Excerpts from an interface dataset

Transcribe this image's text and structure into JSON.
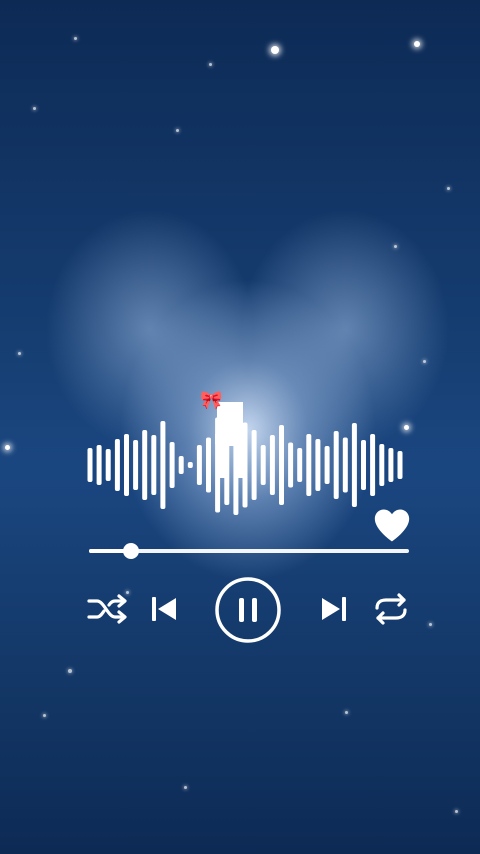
{
  "player": {
    "playing": true,
    "liked": true,
    "progress_fraction": 0.13,
    "waveform_levels": [
      0.34,
      0.4,
      0.32,
      0.52,
      0.62,
      0.5,
      0.7,
      0.6,
      0.88,
      0.46,
      0.18,
      0.06,
      0.4,
      0.55,
      0.95,
      0.8,
      1.0,
      0.85,
      0.7,
      0.4,
      0.6,
      0.8,
      0.45,
      0.34,
      0.62,
      0.52,
      0.38,
      0.68,
      0.55,
      0.84,
      0.5,
      0.62,
      0.42,
      0.34,
      0.28
    ],
    "controls": [
      "shuffle",
      "previous",
      "pause",
      "next",
      "repeat"
    ]
  },
  "colors": {
    "foreground": "#ffffff",
    "background": "#163e72"
  },
  "icons": {
    "decoration": "bow-icon",
    "like": "heart-icon"
  }
}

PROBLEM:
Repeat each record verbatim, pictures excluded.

RESPONSE AREA:
Transcribe this image's text and structure into JSON.
{
  "player": {
    "playing": true,
    "liked": true,
    "progress_fraction": 0.13,
    "waveform_levels": [
      0.34,
      0.4,
      0.32,
      0.52,
      0.62,
      0.5,
      0.7,
      0.6,
      0.88,
      0.46,
      0.18,
      0.06,
      0.4,
      0.55,
      0.95,
      0.8,
      1.0,
      0.85,
      0.7,
      0.4,
      0.6,
      0.8,
      0.45,
      0.34,
      0.62,
      0.52,
      0.38,
      0.68,
      0.55,
      0.84,
      0.5,
      0.62,
      0.42,
      0.34,
      0.28
    ],
    "controls": [
      "shuffle",
      "previous",
      "pause",
      "next",
      "repeat"
    ]
  },
  "colors": {
    "foreground": "#ffffff",
    "background": "#163e72"
  },
  "icons": {
    "decoration": "bow-icon",
    "like": "heart-icon"
  }
}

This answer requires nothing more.